In case any hoteliers are in doubt, as nice as the property is, I wouldn’t have stayed there if it wasn’t an SPG property. As such, if I hadn’t stayed there and the room remained unsold (because they were not in fact sold out) Magnolia would be short $220 in revenue and the suite would have been vacant. Because they went out of their way to not honor a benefit for which I am entitled that literally costs the hotel nothing, I probably won’t return to the property. There is too much competition in the area for me to have to fight at the front desk for something the brand promises when I arrive. The property is lovely, but it’s not that special.

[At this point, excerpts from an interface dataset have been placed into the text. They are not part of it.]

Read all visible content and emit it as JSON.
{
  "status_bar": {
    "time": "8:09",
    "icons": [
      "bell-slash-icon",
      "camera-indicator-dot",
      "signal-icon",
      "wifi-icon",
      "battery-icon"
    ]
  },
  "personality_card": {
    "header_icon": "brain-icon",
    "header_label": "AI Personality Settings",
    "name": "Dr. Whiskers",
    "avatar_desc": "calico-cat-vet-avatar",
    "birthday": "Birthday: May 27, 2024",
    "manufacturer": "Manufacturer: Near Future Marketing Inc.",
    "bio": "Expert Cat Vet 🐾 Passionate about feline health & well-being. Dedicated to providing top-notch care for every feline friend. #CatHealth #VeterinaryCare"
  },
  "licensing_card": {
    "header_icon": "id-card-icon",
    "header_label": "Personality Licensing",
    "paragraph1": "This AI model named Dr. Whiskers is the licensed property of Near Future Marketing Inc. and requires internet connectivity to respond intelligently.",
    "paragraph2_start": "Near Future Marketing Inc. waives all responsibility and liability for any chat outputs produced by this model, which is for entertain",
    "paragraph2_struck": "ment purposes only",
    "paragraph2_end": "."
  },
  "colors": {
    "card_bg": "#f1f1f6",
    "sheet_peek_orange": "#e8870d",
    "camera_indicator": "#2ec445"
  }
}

I was told by the second attendant that the hotel was sold out and that they didn’t have any suites available. I turned my phone towards her and showed her this was false and now we both knew it was. She looked at it puzzled, then back at the computer.

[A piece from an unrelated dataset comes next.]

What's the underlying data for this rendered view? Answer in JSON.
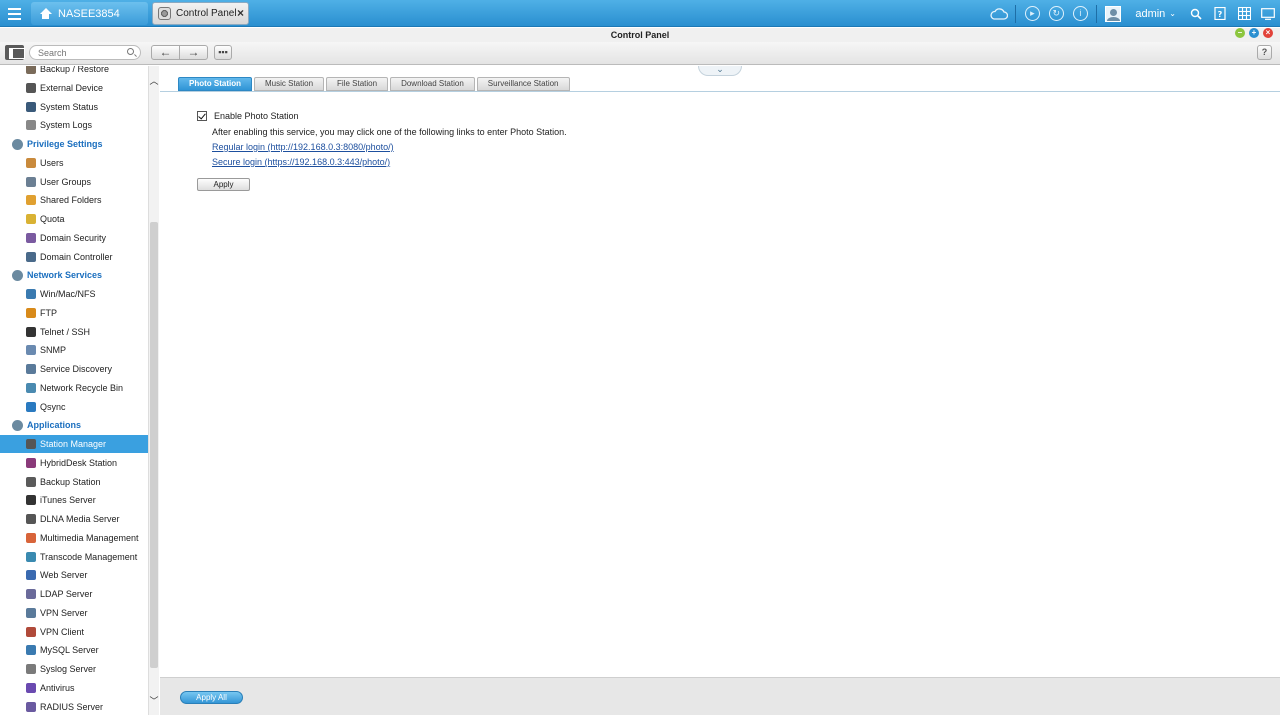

“The computer doesn’t show any suites available tonight.” – new agent
“Ok, well I will just book this one and call SPG to have them take care of the rate difference.” I turned back to my phone and started to touch the screen as if I was making a booking.

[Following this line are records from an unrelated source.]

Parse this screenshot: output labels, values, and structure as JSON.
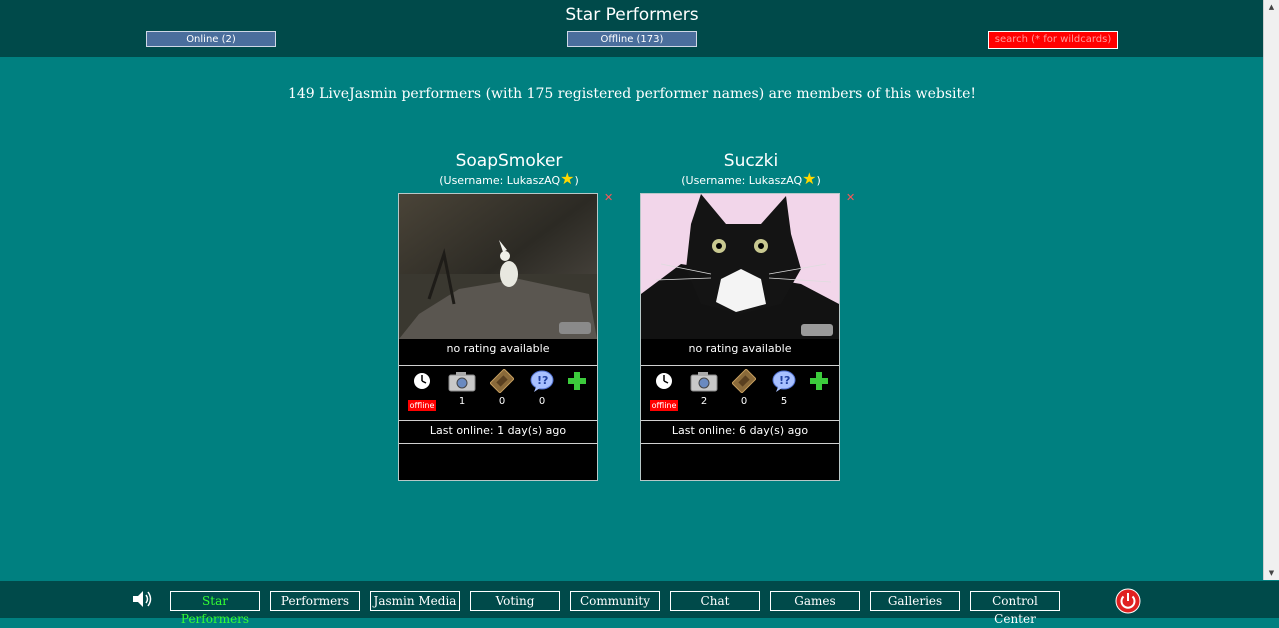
{
  "header": {
    "title": "Star Performers",
    "online_label": "Online (2)",
    "offline_label": "Offline (173)",
    "search_placeholder": "search (* for wildcards)"
  },
  "info_text": "149 LiveJasmin performers (with 175 registered performer names) are members of this website!",
  "performers": [
    {
      "name": "SoapSmoker",
      "username_prefix": "(Username: LukaszAQ",
      "username_suffix": ")",
      "rating": "no rating available",
      "status": "offline",
      "photos": "1",
      "videos": "0",
      "questions": "0",
      "last_online": "Last online: 1 day(s) ago"
    },
    {
      "name": "Suczki",
      "username_prefix": "(Username: LukaszAQ",
      "username_suffix": ")",
      "rating": "no rating available",
      "status": "offline",
      "photos": "2",
      "videos": "0",
      "questions": "5",
      "last_online": "Last online: 6 day(s) ago"
    }
  ],
  "nav": {
    "star_performers": "Star Performers",
    "performers": "Performers",
    "jasmin_media": "Jasmin Media",
    "voting": "Voting",
    "community": "Community",
    "chat": "Chat",
    "games": "Games",
    "galleries": "Galleries",
    "control_center": "Control Center"
  },
  "colors": {
    "background": "#008080",
    "header": "#004a4a",
    "search": "#ff0000",
    "active_nav": "#33ff33"
  }
}
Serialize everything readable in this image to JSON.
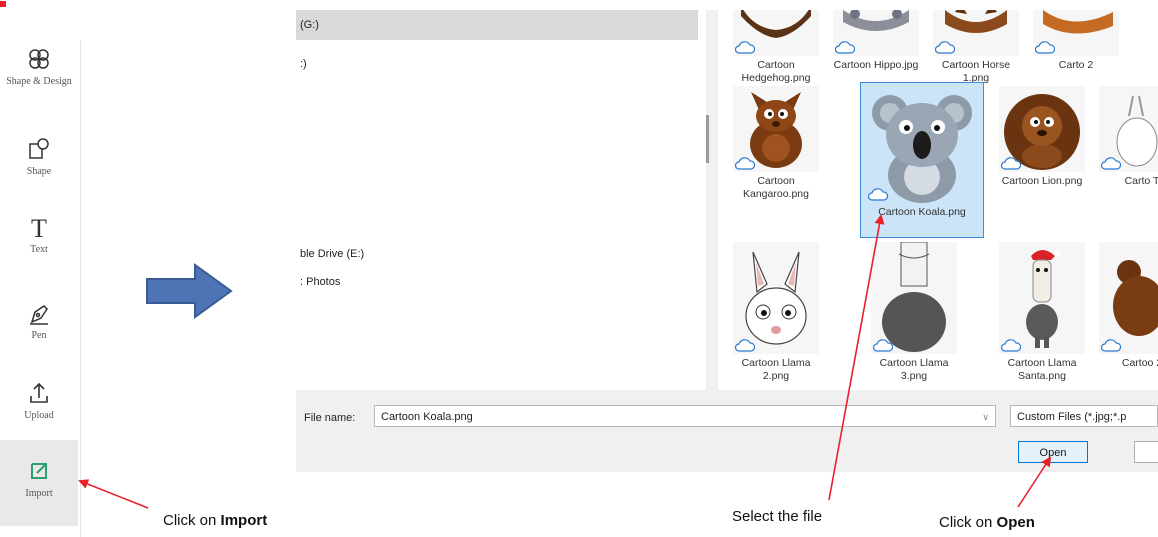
{
  "toolbar": {
    "items": [
      {
        "label": "Shape & Design",
        "icon": "shape-design-icon"
      },
      {
        "label": "Shape",
        "icon": "shape-icon"
      },
      {
        "label": "Text",
        "icon": "text-icon"
      },
      {
        "label": "Pen",
        "icon": "pen-icon"
      },
      {
        "label": "Upload",
        "icon": "upload-icon"
      },
      {
        "label": "Import",
        "icon": "import-icon"
      }
    ]
  },
  "dialog": {
    "nav": [
      {
        "label": "(G:)"
      },
      {
        "label": ":)"
      },
      {
        "label": "ble Drive (E:)"
      },
      {
        "label": ": Photos"
      }
    ],
    "files": [
      {
        "name": "Cartoon Hedgehog.png"
      },
      {
        "name": "Cartoon Hippo.jpg"
      },
      {
        "name": "Cartoon Horse 1.png"
      },
      {
        "name": "Carto 2"
      },
      {
        "name": "Cartoon Kangaroo.png"
      },
      {
        "name": "Cartoon Koala.png"
      },
      {
        "name": "Cartoon Lion.png"
      },
      {
        "name": "Carto T"
      },
      {
        "name": "Cartoon Llama 2.png"
      },
      {
        "name": "Cartoon Llama 3.png"
      },
      {
        "name": "Cartoon Llama Santa.png"
      },
      {
        "name": "Cartoo 2"
      }
    ],
    "filename_label": "File name:",
    "filename_value": "Cartoon Koala.png",
    "filter_value": "Custom Files (*.jpg;*.p",
    "open_label": "Open"
  },
  "annotations": {
    "import_prefix": "Click on ",
    "import_bold": "Import",
    "select": "Select the file",
    "open_prefix": "Click on ",
    "open_bold": "Open"
  },
  "colors": {
    "arrow_fill": "#4f74b5",
    "arrow_stroke": "#3a5a94",
    "annotation_red": "#e8202a",
    "selection_blue": "#cce4f7"
  }
}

“Ah, I found you the last one.” – new agent.
“Great.” I am sure you did. Once you realized that I was going to get the suite anyway, but that it probably wasn’t going to be pleasant if I did call SPG to handle the matter. I didn’t roll my eyes. I wasn’t sarcastic. I just took my key (now in the official “upgraded” platinum sleeve) thanked her, and went upstairs.
When I made it up to the Signature Suite, one we can all agree is an actual suite, I was impressed. I can understand why they don’t want to give these rooms away, but that’s the deal. If you book the Magnolia Houston and have an opportunity to secure the Signature Suite in advance for $9/nt, I recommend you do. Photos tell most of the story from here, so I will refrain from adding content where a photo will suffice.
Deluxe Studio Suite
Before I had yet stayed at the property I had already booked in another night at the property on a separate stay and I am including the photos from that encounter on this post. I checked for an upgrade at check in during my second stay, they were sold out on the app for the property. I didn’t challenge them because there were no rooms available at all.
Here is what the Deluxe Studio Suite (hint: not a suite) looks like. Note the bathroom had a vanity both inside the bathroom and outside of the bathroom – it looks like a reflection in the photo but it’s not.
Offered in their restaurant until 10AM, I had full access to the breakfast menu. I did not see a buffet in the area, but I could have been mistaken. I typically prefer the menu anyway. I was involuntarily involved in one of those hotel restaurant server battles where the sections aren’t really assigned and they fight over the table in a passive aggressive manner. One would bring the coffee, the other would bring the menu and ask if so-and-so brought me the coffee. I would order, and the other would bring me silverware. This went on and on until I finally paid the bill and left without ever knowing who my server actually was – and I frankly didn’t really care, I just didn’t want to be in the middle of it.
Breakfast was good, it wasn’t life changing.
Will I Be Back?
The price paid for the room, the location, and the suite I eventually stayed in on my first visit were all very positive. I just couldn’t get the sour taste out of my mouth from the first encounter. There’s a Hyatt Regency, Le Meridien, and a very nice Westin all within walking distance of this hotel along with the Marriott Marquis, and a Hilton attached to the Convention Center. The competition nearby is just too significant to feel cheated when I stay there. I will probably run through all of those options first before coming back to this property.
What do you think? Much ado about nothing? Is the hotel nice enough to forget about the front desk hassle? Could it have been a genuine mixup?